PROVIDED DATA –
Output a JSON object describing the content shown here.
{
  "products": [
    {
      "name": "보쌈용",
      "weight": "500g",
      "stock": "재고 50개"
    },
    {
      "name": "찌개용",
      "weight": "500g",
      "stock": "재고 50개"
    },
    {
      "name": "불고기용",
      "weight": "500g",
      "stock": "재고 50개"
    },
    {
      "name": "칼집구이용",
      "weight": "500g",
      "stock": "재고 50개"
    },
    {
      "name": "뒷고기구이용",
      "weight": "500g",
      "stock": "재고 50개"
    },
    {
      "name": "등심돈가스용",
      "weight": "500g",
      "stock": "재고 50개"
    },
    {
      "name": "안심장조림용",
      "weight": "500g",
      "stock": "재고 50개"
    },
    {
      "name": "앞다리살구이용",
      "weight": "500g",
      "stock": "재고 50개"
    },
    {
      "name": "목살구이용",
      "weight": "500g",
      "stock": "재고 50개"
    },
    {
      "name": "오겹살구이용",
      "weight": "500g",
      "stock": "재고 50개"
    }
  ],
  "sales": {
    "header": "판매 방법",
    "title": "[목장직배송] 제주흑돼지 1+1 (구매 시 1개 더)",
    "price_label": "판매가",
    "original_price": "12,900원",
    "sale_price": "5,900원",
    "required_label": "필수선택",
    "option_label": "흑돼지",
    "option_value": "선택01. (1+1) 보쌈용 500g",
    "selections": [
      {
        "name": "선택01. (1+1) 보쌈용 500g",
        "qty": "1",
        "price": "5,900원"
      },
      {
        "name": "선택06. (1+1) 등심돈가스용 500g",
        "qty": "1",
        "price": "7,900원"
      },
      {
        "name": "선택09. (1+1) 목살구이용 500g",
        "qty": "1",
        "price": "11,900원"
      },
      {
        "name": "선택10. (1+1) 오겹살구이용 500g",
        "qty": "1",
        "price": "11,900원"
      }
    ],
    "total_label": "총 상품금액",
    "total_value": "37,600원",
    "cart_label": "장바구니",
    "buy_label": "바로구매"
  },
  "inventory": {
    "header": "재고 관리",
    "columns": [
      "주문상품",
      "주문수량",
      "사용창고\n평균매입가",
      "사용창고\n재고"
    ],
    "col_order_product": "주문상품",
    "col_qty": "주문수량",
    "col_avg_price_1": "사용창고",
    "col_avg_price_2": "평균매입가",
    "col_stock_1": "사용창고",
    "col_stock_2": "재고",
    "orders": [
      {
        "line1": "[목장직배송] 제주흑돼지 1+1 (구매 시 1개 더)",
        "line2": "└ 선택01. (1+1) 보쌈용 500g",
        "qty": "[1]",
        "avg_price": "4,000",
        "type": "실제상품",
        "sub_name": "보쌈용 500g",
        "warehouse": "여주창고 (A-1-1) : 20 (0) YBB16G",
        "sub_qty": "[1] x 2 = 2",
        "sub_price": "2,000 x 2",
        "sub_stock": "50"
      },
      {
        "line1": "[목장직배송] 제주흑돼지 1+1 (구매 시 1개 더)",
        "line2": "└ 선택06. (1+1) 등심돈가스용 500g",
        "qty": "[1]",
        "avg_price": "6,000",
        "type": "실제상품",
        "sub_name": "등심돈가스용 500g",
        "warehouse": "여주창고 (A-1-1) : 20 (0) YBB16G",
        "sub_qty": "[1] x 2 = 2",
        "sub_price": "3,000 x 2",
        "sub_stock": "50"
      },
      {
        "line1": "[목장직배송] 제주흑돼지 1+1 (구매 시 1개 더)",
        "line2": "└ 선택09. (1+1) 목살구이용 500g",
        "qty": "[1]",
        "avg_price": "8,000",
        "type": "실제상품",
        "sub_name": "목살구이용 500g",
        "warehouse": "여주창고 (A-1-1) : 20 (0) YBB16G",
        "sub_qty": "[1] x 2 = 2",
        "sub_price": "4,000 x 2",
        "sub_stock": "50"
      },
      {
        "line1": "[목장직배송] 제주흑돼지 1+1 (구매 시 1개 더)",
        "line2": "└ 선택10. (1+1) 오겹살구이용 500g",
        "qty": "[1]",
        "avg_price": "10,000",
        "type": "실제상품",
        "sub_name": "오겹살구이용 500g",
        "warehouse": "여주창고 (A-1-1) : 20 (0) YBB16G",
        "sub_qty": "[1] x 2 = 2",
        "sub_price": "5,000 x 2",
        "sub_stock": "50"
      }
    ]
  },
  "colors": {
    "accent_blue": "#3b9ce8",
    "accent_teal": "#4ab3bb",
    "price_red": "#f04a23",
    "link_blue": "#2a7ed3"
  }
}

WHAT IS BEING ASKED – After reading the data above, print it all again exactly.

SOLUTION FOR THIS TASK –
Output a JSON object describing the content shown here.
{
  "products": [
    {
      "name": "보쌈용",
      "weight": "500g",
      "stock": "재고 50개"
    },
    {
      "name": "찌개용",
      "weight": "500g",
      "stock": "재고 50개"
    },
    {
      "name": "불고기용",
      "weight": "500g",
      "stock": "재고 50개"
    },
    {
      "name": "칼집구이용",
      "weight": "500g",
      "stock": "재고 50개"
    },
    {
      "name": "뒷고기구이용",
      "weight": "500g",
      "stock": "재고 50개"
    },
    {
      "name": "등심돈가스용",
      "weight": "500g",
      "stock": "재고 50개"
    },
    {
      "name": "안심장조림용",
      "weight": "500g",
      "stock": "재고 50개"
    },
    {
      "name": "앞다리살구이용",
      "weight": "500g",
      "stock": "재고 50개"
    },
    {
      "name": "목살구이용",
      "weight": "500g",
      "stock": "재고 50개"
    },
    {
      "name": "오겹살구이용",
      "weight": "500g",
      "stock": "재고 50개"
    }
  ],
  "sales": {
    "header": "판매 방법",
    "title": "[목장직배송] 제주흑돼지 1+1 (구매 시 1개 더)",
    "price_label": "판매가",
    "original_price": "12,900원",
    "sale_price": "5,900원",
    "required_label": "필수선택",
    "option_label": "흑돼지",
    "option_value": "선택01. (1+1) 보쌈용 500g",
    "selections": [
      {
        "name": "선택01. (1+1) 보쌈용 500g",
        "qty": "1",
        "price": "5,900원"
      },
      {
        "name": "선택06. (1+1) 등심돈가스용 500g",
        "qty": "1",
        "price": "7,900원"
      },
      {
        "name": "선택09. (1+1) 목살구이용 500g",
        "qty": "1",
        "price": "11,900원"
      },
      {
        "name": "선택10. (1+1) 오겹살구이용 500g",
        "qty": "1",
        "price": "11,900원"
      }
    ],
    "total_label": "총 상품금액",
    "total_value": "37,600원",
    "cart_label": "장바구니",
    "buy_label": "바로구매"
  },
  "inventory": {
    "header": "재고 관리",
    "columns": [
      "주문상품",
      "주문수량",
      "사용창고\n평균매입가",
      "사용창고\n재고"
    ],
    "col_order_product": "주문상품",
    "col_qty": "주문수량",
    "col_avg_price_1": "사용창고",
    "col_avg_price_2": "평균매입가",
    "col_stock_1": "사용창고",
    "col_stock_2": "재고",
    "orders": [
      {
        "line1": "[목장직배송] 제주흑돼지 1+1 (구매 시 1개 더)",
        "line2": "└ 선택01. (1+1) 보쌈용 500g",
        "qty": "[1]",
        "avg_price": "4,000",
        "type": "실제상품",
        "sub_name": "보쌈용 500g",
        "warehouse": "여주창고 (A-1-1) : 20 (0) YBB16G",
        "sub_qty": "[1] x 2 = 2",
        "sub_price": "2,000 x 2",
        "sub_stock": "50"
      },
      {
        "line1": "[목장직배송] 제주흑돼지 1+1 (구매 시 1개 더)",
        "line2": "└ 선택06. (1+1) 등심돈가스용 500g",
        "qty": "[1]",
        "avg_price": "6,000",
        "type": "실제상품",
        "sub_name": "등심돈가스용 500g",
        "warehouse": "여주창고 (A-1-1) : 20 (0) YBB16G",
        "sub_qty": "[1] x 2 = 2",
        "sub_price": "3,000 x 2",
        "sub_stock": "50"
      },
      {
        "line1": "[목장직배송] 제주흑돼지 1+1 (구매 시 1개 더)",
        "line2": "└ 선택09. (1+1) 목살구이용 500g",
        "qty": "[1]",
        "avg_price": "8,000",
        "type": "실제상품",
        "sub_name": "목살구이용 500g",
        "warehouse": "여주창고 (A-1-1) : 20 (0) YBB16G",
        "sub_qty": "[1] x 2 = 2",
        "sub_price": "4,000 x 2",
        "sub_stock": "50"
      },
      {
        "line1": "[목장직배송] 제주흑돼지 1+1 (구매 시 1개 더)",
        "line2": "└ 선택10. (1+1) 오겹살구이용 500g",
        "qty": "[1]",
        "avg_price": "10,000",
        "type": "실제상품",
        "sub_name": "오겹살구이용 500g",
        "warehouse": "여주창고 (A-1-1) : 20 (0) YBB16G",
        "sub_qty": "[1] x 2 = 2",
        "sub_price": "5,000 x 2",
        "sub_stock": "50"
      }
    ]
  },
  "colors": {
    "accent_blue": "#3b9ce8",
    "accent_teal": "#4ab3bb",
    "price_red": "#f04a23",
    "link_blue": "#2a7ed3"
  }
}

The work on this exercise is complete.